TASK TO COMPLETE
Repeat the material exactly, every line of it.
### EXERCISE DATA ###
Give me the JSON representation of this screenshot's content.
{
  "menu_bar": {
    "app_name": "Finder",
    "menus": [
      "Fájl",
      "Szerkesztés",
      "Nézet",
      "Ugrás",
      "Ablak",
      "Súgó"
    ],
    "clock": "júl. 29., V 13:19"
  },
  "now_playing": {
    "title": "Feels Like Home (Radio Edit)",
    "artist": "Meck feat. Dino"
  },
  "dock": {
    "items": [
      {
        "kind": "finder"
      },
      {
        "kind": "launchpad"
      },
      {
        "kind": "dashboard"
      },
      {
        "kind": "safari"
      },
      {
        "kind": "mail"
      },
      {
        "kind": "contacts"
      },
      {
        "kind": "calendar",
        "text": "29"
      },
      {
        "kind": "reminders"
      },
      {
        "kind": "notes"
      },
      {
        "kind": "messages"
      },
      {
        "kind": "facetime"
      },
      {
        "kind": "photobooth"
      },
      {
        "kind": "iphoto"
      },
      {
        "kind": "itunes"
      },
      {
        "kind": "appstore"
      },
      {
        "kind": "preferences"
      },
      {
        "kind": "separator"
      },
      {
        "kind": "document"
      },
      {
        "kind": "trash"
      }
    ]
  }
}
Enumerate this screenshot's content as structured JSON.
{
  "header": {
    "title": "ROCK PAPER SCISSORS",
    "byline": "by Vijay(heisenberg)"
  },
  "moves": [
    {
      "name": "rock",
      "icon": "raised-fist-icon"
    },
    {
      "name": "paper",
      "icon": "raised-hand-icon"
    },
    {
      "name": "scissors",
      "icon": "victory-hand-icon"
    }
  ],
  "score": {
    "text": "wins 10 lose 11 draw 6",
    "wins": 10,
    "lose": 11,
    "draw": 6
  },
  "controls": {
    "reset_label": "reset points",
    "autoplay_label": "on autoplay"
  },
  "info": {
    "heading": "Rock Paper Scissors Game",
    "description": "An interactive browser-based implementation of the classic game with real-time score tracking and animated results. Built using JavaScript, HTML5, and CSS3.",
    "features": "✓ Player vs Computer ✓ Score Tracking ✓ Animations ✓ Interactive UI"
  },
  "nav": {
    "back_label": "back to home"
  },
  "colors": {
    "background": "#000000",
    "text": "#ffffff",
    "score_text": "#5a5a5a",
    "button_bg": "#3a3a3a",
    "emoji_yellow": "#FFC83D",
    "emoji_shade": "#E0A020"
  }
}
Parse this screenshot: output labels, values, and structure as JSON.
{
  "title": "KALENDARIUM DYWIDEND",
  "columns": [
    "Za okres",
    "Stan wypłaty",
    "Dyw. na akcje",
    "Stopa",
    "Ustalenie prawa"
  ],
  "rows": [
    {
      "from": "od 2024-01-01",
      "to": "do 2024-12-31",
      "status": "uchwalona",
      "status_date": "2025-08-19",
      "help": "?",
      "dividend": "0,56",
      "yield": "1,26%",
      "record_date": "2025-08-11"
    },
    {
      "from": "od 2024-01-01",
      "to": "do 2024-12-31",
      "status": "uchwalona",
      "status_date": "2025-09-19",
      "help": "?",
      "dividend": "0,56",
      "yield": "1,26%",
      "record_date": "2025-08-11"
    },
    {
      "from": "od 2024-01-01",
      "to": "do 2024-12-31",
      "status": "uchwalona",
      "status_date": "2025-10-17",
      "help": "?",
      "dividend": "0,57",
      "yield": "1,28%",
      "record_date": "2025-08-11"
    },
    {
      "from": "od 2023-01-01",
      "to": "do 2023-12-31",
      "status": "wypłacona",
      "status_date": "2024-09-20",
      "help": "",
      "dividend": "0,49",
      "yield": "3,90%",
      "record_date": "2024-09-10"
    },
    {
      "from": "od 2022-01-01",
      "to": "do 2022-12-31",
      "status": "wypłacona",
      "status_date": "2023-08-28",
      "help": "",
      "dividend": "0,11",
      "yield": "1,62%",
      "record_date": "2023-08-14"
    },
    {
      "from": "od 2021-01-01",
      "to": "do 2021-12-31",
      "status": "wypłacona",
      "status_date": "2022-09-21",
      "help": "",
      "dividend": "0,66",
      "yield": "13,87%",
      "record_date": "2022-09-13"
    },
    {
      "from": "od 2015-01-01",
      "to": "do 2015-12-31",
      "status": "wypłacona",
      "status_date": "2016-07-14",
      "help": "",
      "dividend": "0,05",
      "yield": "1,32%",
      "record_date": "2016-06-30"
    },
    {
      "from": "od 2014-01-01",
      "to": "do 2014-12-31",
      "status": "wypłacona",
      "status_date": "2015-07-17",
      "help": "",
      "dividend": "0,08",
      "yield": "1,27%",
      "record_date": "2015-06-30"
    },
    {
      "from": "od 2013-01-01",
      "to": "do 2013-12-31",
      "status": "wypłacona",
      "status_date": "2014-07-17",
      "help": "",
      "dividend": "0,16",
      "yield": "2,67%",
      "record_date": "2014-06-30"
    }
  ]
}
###
WRITTEN SOLUTION
Give me the JSON representation of this screenshot's content.
{
  "menu_bar": {
    "app_name": "Finder",
    "menus": [
      "Fájl",
      "Szerkesztés",
      "Nézet",
      "Ugrás",
      "Ablak",
      "Súgó"
    ],
    "clock": "júl. 29., V 13:19"
  },
  "now_playing": {
    "title": "Feels Like Home (Radio Edit)",
    "artist": "Meck feat. Dino"
  },
  "dock": {
    "items": [
      {
        "kind": "finder"
      },
      {
        "kind": "launchpad"
      },
      {
        "kind": "dashboard"
      },
      {
        "kind": "safari"
      },
      {
        "kind": "mail"
      },
      {
        "kind": "contacts"
      },
      {
        "kind": "calendar",
        "text": "29"
      },
      {
        "kind": "reminders"
      },
      {
        "kind": "notes"
      },
      {
        "kind": "messages"
      },
      {
        "kind": "facetime"
      },
      {
        "kind": "photobooth"
      },
      {
        "kind": "iphoto"
      },
      {
        "kind": "itunes"
      },
      {
        "kind": "appstore"
      },
      {
        "kind": "preferences"
      },
      {
        "kind": "separator"
      },
      {
        "kind": "document"
      },
      {
        "kind": "trash"
      }
    ]
  }
}
Enumerate this screenshot's content as structured JSON.
{
  "header": {
    "title": "ROCK PAPER SCISSORS",
    "byline": "by Vijay(heisenberg)"
  },
  "moves": [
    {
      "name": "rock",
      "icon": "raised-fist-icon"
    },
    {
      "name": "paper",
      "icon": "raised-hand-icon"
    },
    {
      "name": "scissors",
      "icon": "victory-hand-icon"
    }
  ],
  "score": {
    "text": "wins 10 lose 11 draw 6",
    "wins": 10,
    "lose": 11,
    "draw": 6
  },
  "controls": {
    "reset_label": "reset points",
    "autoplay_label": "on autoplay"
  },
  "info": {
    "heading": "Rock Paper Scissors Game",
    "description": "An interactive browser-based implementation of the classic game with real-time score tracking and animated results. Built using JavaScript, HTML5, and CSS3.",
    "features": "✓ Player vs Computer ✓ Score Tracking ✓ Animations ✓ Interactive UI"
  },
  "nav": {
    "back_label": "back to home"
  },
  "colors": {
    "background": "#000000",
    "text": "#ffffff",
    "score_text": "#5a5a5a",
    "button_bg": "#3a3a3a",
    "emoji_yellow": "#FFC83D",
    "emoji_shade": "#E0A020"
  }
}
Parse this screenshot: output labels, values, and structure as JSON.
{
  "title": "KALENDARIUM DYWIDEND",
  "columns": [
    "Za okres",
    "Stan wypłaty",
    "Dyw. na akcje",
    "Stopa",
    "Ustalenie prawa"
  ],
  "rows": [
    {
      "from": "od 2024-01-01",
      "to": "do 2024-12-31",
      "status": "uchwalona",
      "status_date": "2025-08-19",
      "help": "?",
      "dividend": "0,56",
      "yield": "1,26%",
      "record_date": "2025-08-11"
    },
    {
      "from": "od 2024-01-01",
      "to": "do 2024-12-31",
      "status": "uchwalona",
      "status_date": "2025-09-19",
      "help": "?",
      "dividend": "0,56",
      "yield": "1,26%",
      "record_date": "2025-08-11"
    },
    {
      "from": "od 2024-01-01",
      "to": "do 2024-12-31",
      "status": "uchwalona",
      "status_date": "2025-10-17",
      "help": "?",
      "dividend": "0,57",
      "yield": "1,28%",
      "record_date": "2025-08-11"
    },
    {
      "from": "od 2023-01-01",
      "to": "do 2023-12-31",
      "status": "wypłacona",
      "status_date": "2024-09-20",
      "help": "",
      "dividend": "0,49",
      "yield": "3,90%",
      "record_date": "2024-09-10"
    },
    {
      "from": "od 2022-01-01",
      "to": "do 2022-12-31",
      "status": "wypłacona",
      "status_date": "2023-08-28",
      "help": "",
      "dividend": "0,11",
      "yield": "1,62%",
      "record_date": "2023-08-14"
    },
    {
      "from": "od 2021-01-01",
      "to": "do 2021-12-31",
      "status": "wypłacona",
      "status_date": "2022-09-21",
      "help": "",
      "dividend": "0,66",
      "yield": "13,87%",
      "record_date": "2022-09-13"
    },
    {
      "from": "od 2015-01-01",
      "to": "do 2015-12-31",
      "status": "wypłacona",
      "status_date": "2016-07-14",
      "help": "",
      "dividend": "0,05",
      "yield": "1,32%",
      "record_date": "2016-06-30"
    },
    {
      "from": "od 2014-01-01",
      "to": "do 2014-12-31",
      "status": "wypłacona",
      "status_date": "2015-07-17",
      "help": "",
      "dividend": "0,08",
      "yield": "1,27%",
      "record_date": "2015-06-30"
    },
    {
      "from": "od 2013-01-01",
      "to": "do 2013-12-31",
      "status": "wypłacona",
      "status_date": "2014-07-17",
      "help": "",
      "dividend": "0,16",
      "yield": "2,67%",
      "record_date": "2014-06-30"
    }
  ]
}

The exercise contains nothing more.